Worth $180,000, or the same as a luxury vehicle, the transperineal grid prostate biopsy system is the first of its generation in Victoria and only one in an Australian public hospital.
The bottom line is that this machine will not inflict post-biopsy pain or infection risk for most patients.
“The thing prostate cancer survivors remember most from their experience is their biopsy – ask any survivor in this room,” Dr Dodds said at the public unveiling of the machine on Friday. “There is virtually no pain and virtually no risk of infection that is traditionally a problem with traditional biopsy machines.”
Dr Dodds said a prostate biopsy deterred a lot of men from returning for further treatment. he said the risk of infection, via traditional methods, was increasingly exacerbated by superbugs that resisted antibiotics, making more men horrendously sick. This could all now be avoided.
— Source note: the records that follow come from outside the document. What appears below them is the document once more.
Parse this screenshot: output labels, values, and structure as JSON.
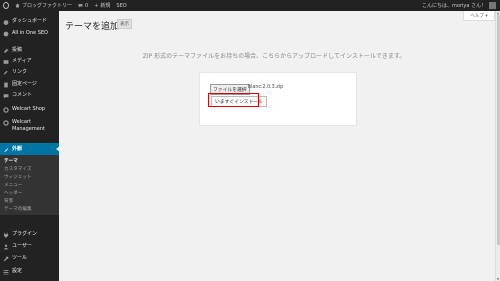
{
  "admin_bar": {
    "site_name": "ブロッグファクトリー",
    "comments_count": "0",
    "new_label": "新規",
    "seo_label": "SEO",
    "greeting": "こんにちは、moriya さん！"
  },
  "sidebar": {
    "items": [
      {
        "label": "ダッシュボード",
        "icon": "dashboard-icon"
      },
      {
        "label": "All in One SEO",
        "icon": "seo-icon"
      },
      {
        "label": "投稿",
        "icon": "pin-icon"
      },
      {
        "label": "メディア",
        "icon": "media-icon"
      },
      {
        "label": "リンク",
        "icon": "link-icon"
      },
      {
        "label": "固定ページ",
        "icon": "page-icon"
      },
      {
        "label": "コメント",
        "icon": "comment-icon"
      },
      {
        "label": "Welcart Shop",
        "icon": "gear-icon"
      },
      {
        "label": "Welcart Management",
        "icon": "gear-icon"
      },
      {
        "label": "外観",
        "icon": "brush-icon"
      },
      {
        "label": "プラグイン",
        "icon": "plugin-icon"
      },
      {
        "label": "ユーザー",
        "icon": "user-icon"
      },
      {
        "label": "ツール",
        "icon": "wrench-icon"
      },
      {
        "label": "設定",
        "icon": "settings-icon"
      }
    ],
    "submenu": [
      "テーマ",
      "カスタマイズ",
      "ウィジェット",
      "メニュー",
      "ヘッダー",
      "背景",
      "テーマの編集"
    ]
  },
  "main": {
    "title": "テーマを追加",
    "title_button": "表示",
    "help_tab": "ヘルプ ▾",
    "upload_message": "ZIP 形式のテーマファイルをお持ちの場合、こちらからアップロードしてインストールできます。",
    "file_button": "ファイルを選択",
    "file_name": "blanc.2.0.3.zip",
    "install_button": "いますぐインストール"
  },
  "colors": {
    "admin_bar": "#222222",
    "sidebar": "#222222",
    "active_menu": "#0074a2",
    "highlight": "#dd0000",
    "background": "#f1f1f1"
  }
}
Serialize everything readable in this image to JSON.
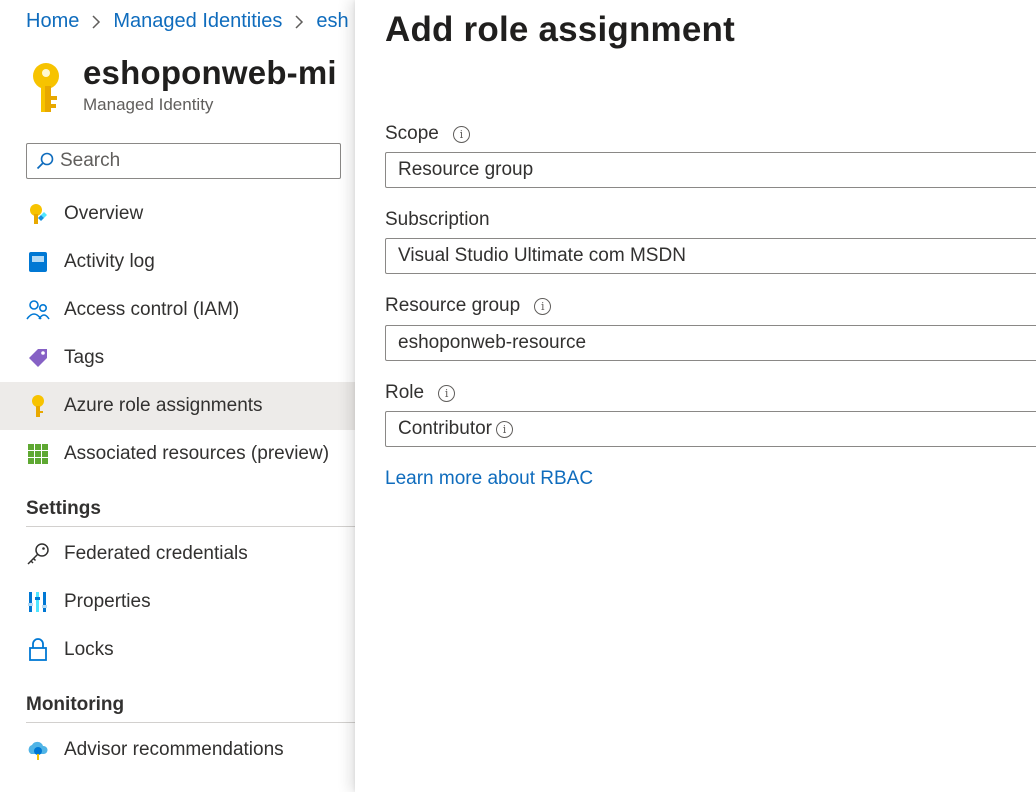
{
  "breadcrumb": {
    "home": "Home",
    "managed_identities": "Managed Identities",
    "current": "esh"
  },
  "resource": {
    "title": "eshoponweb-mi",
    "subtitle": "Managed Identity"
  },
  "search": {
    "placeholder": "Search"
  },
  "nav": {
    "items": [
      {
        "label": "Overview",
        "icon": "overview-icon"
      },
      {
        "label": "Activity log",
        "icon": "activity-log-icon"
      },
      {
        "label": "Access control (IAM)",
        "icon": "people-icon"
      },
      {
        "label": "Tags",
        "icon": "tag-icon"
      },
      {
        "label": "Azure role assignments",
        "icon": "key-icon",
        "active": true
      },
      {
        "label": "Associated resources (preview)",
        "icon": "grid-icon"
      }
    ],
    "settings_header": "Settings",
    "settings_items": [
      {
        "label": "Federated credentials",
        "icon": "key-outline-icon"
      },
      {
        "label": "Properties",
        "icon": "properties-icon"
      },
      {
        "label": "Locks",
        "icon": "lock-icon"
      }
    ],
    "monitoring_header": "Monitoring",
    "monitoring_items": [
      {
        "label": "Advisor recommendations",
        "icon": "advisor-cloud-icon"
      }
    ]
  },
  "panel": {
    "title": "Add role assignment",
    "scope": {
      "label": "Scope",
      "value": "Resource group"
    },
    "subscription": {
      "label": "Subscription",
      "value": "Visual Studio Ultimate com MSDN"
    },
    "resource_group": {
      "label": "Resource group",
      "value": "eshoponweb-resource"
    },
    "role": {
      "label": "Role",
      "value": "Contributor"
    },
    "learn_more": "Learn more about RBAC"
  },
  "colors": {
    "accent": "#0f6cbd",
    "active_item_bg": "#edebe9",
    "key_yellow": "#f7c300"
  }
}
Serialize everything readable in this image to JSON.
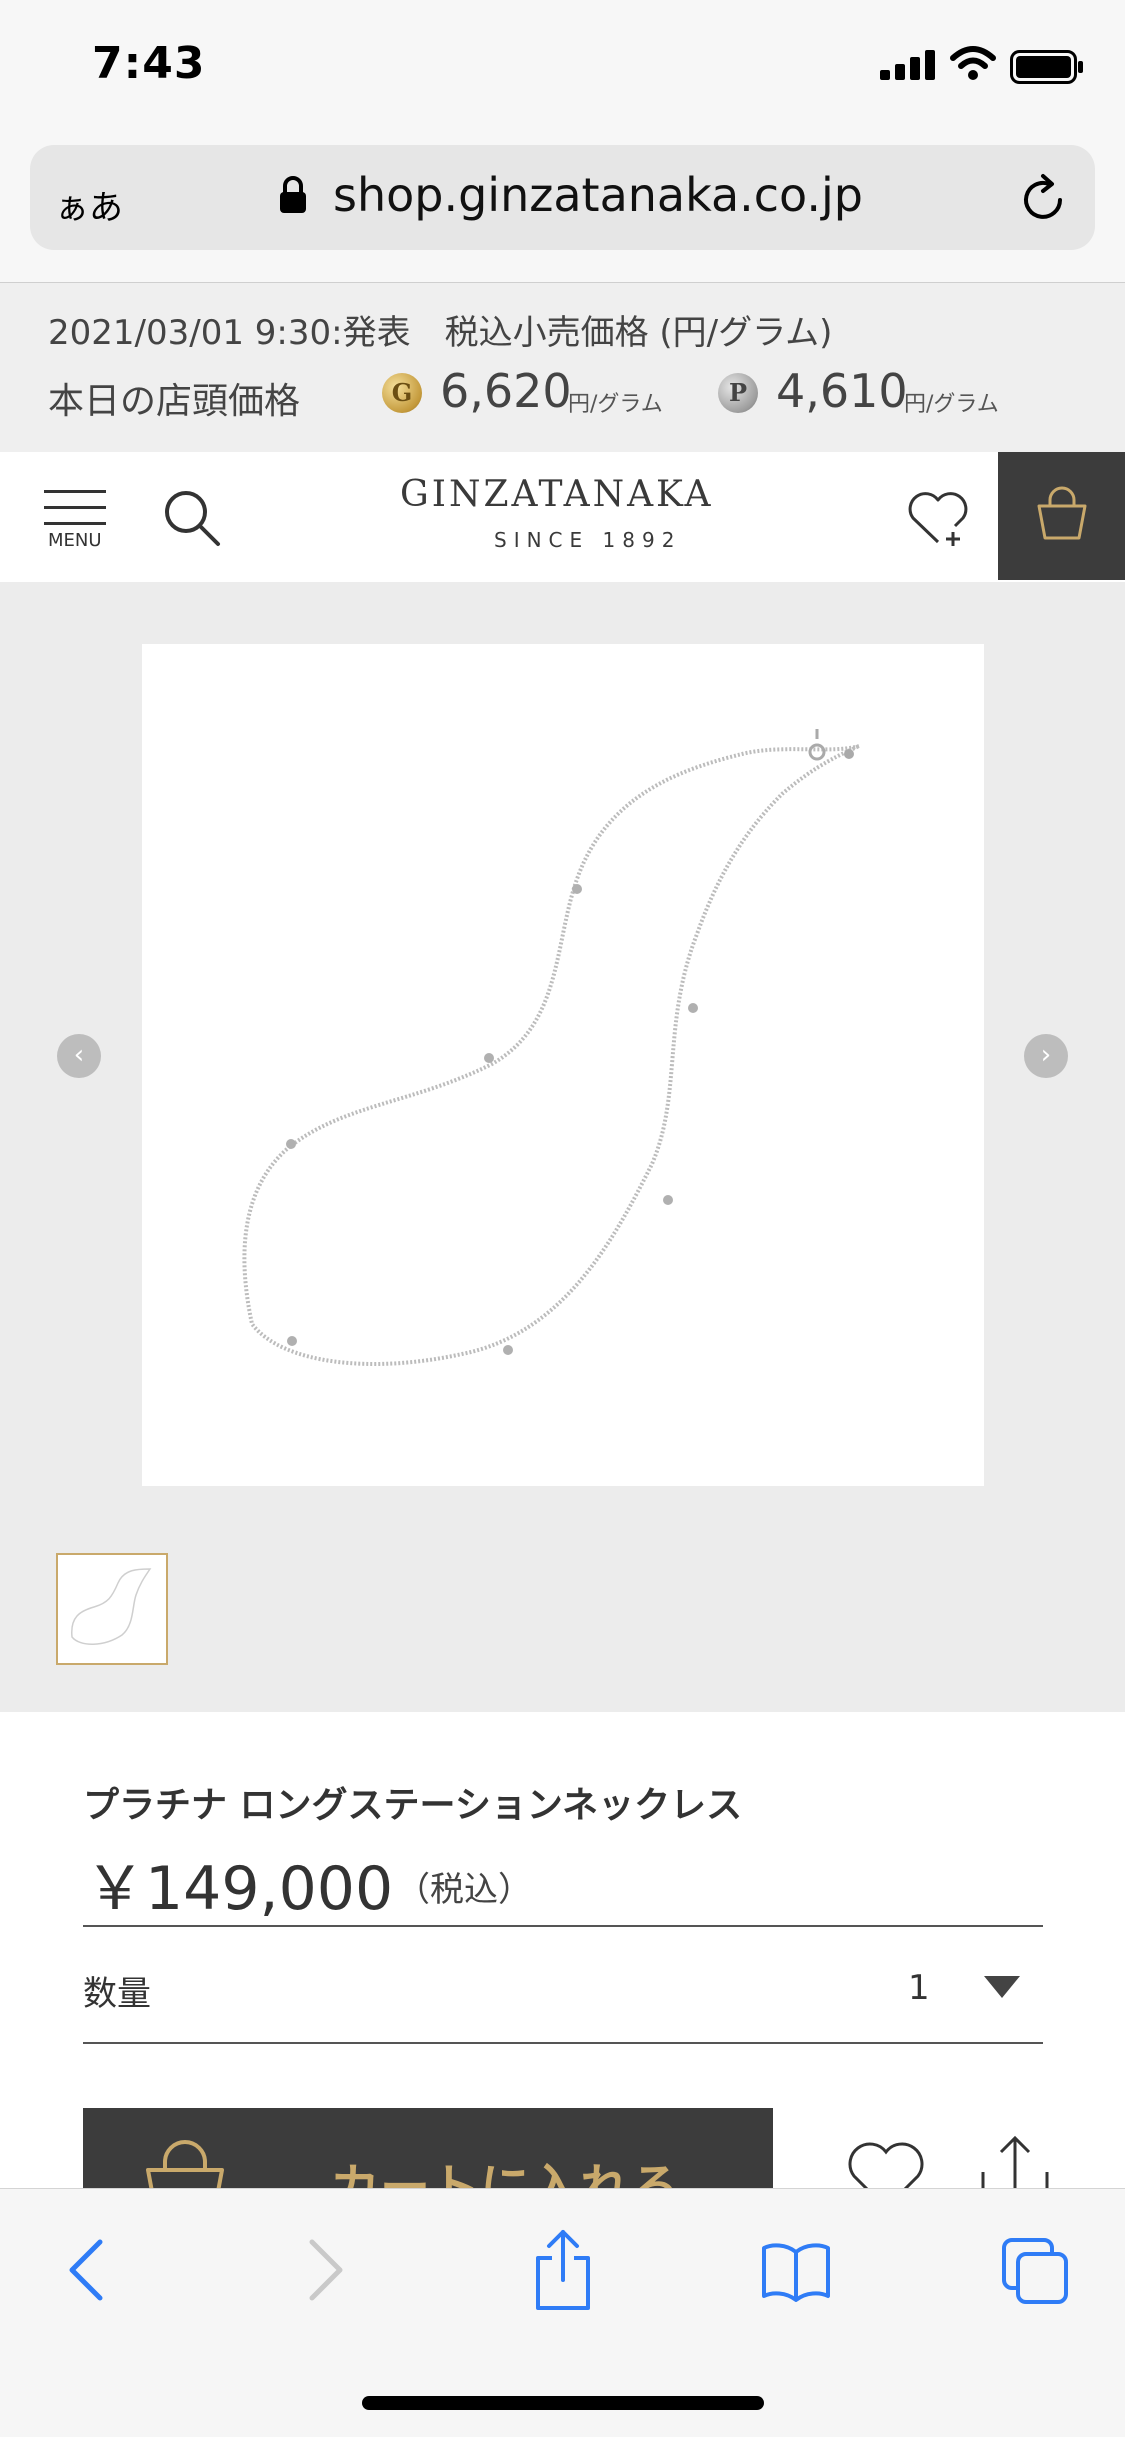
{
  "status_bar": {
    "time": "7:43"
  },
  "address_bar": {
    "text_size_label": "ぁあ",
    "url": "shop.ginzatanaka.co.jp"
  },
  "price_band": {
    "date_line": "2021/03/01 9:30:発表　税込小売価格 (円/グラム)",
    "store_price_label": "本日の店頭価格",
    "gold": {
      "coin_letter": "G",
      "price": "6,620",
      "unit": "円/グラム"
    },
    "platinum": {
      "coin_letter": "P",
      "price": "4,610",
      "unit": "円/グラム"
    }
  },
  "header": {
    "menu_label": "MENU",
    "logo": "GINZATANAKA",
    "logo_sub": "SINCE 1892"
  },
  "gallery": {
    "prev_glyph": "‹",
    "next_glyph": "›"
  },
  "product": {
    "name": "プラチナ ロングステーションネックレス",
    "price": "￥149,000",
    "tax_label": "（税込）",
    "quantity_label": "数量",
    "quantity_value": "1",
    "add_to_cart_label": "カートに入れる"
  },
  "colors": {
    "accent_gold": "#c9a96b",
    "dark_button": "#3c3c3c",
    "safari_blue": "#2f7cf6"
  },
  "icons": [
    "signal-icon",
    "wifi-icon",
    "battery-icon",
    "lock-icon",
    "reload-icon",
    "menu-icon",
    "search-icon",
    "favorite-icon",
    "shopping-bag-icon",
    "share-icon",
    "back-icon",
    "forward-icon",
    "bookmarks-icon",
    "tabs-icon"
  ]
}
Dr Dodds performed the first prostate biopsy with the machine for BHS on Tuesday. He said it was easier to use than most past technology and sported far clearer, accurate imaging – and it could adapt for use on other treatment processes.
The Male Bag Foundation, known for promoting men’s health via road trips on old postman motorbikes, donated $60,000 for the machine in partnership with Wendouree Rotary Club.
AFL legend and prostate cancer survivor David Parkin endured great pain from his biopsy in 2009. Mr Parkin, a Male Bag ambassador and guest speaker at the machine’s launch, hoped the new machine would help public patients from across western Victoria avoid a similar experience.
Mr Parkin has been part of Male Bag’s road convoys across rural and regional Australia. The foundation became involved with BHS via Mr Parkin’s long-time friend and Ballarat businessman Peter Stevens. Male Bag chairman Robert Glover, a former Ballarat-based councillor, said it was exciting to have played a part in bring such an important machine to the community.
“We’re not medical people by any means...if this piece of equipment can bring some comfort to men and the energy to keep going, that’s a good thing,” Mr Glover said.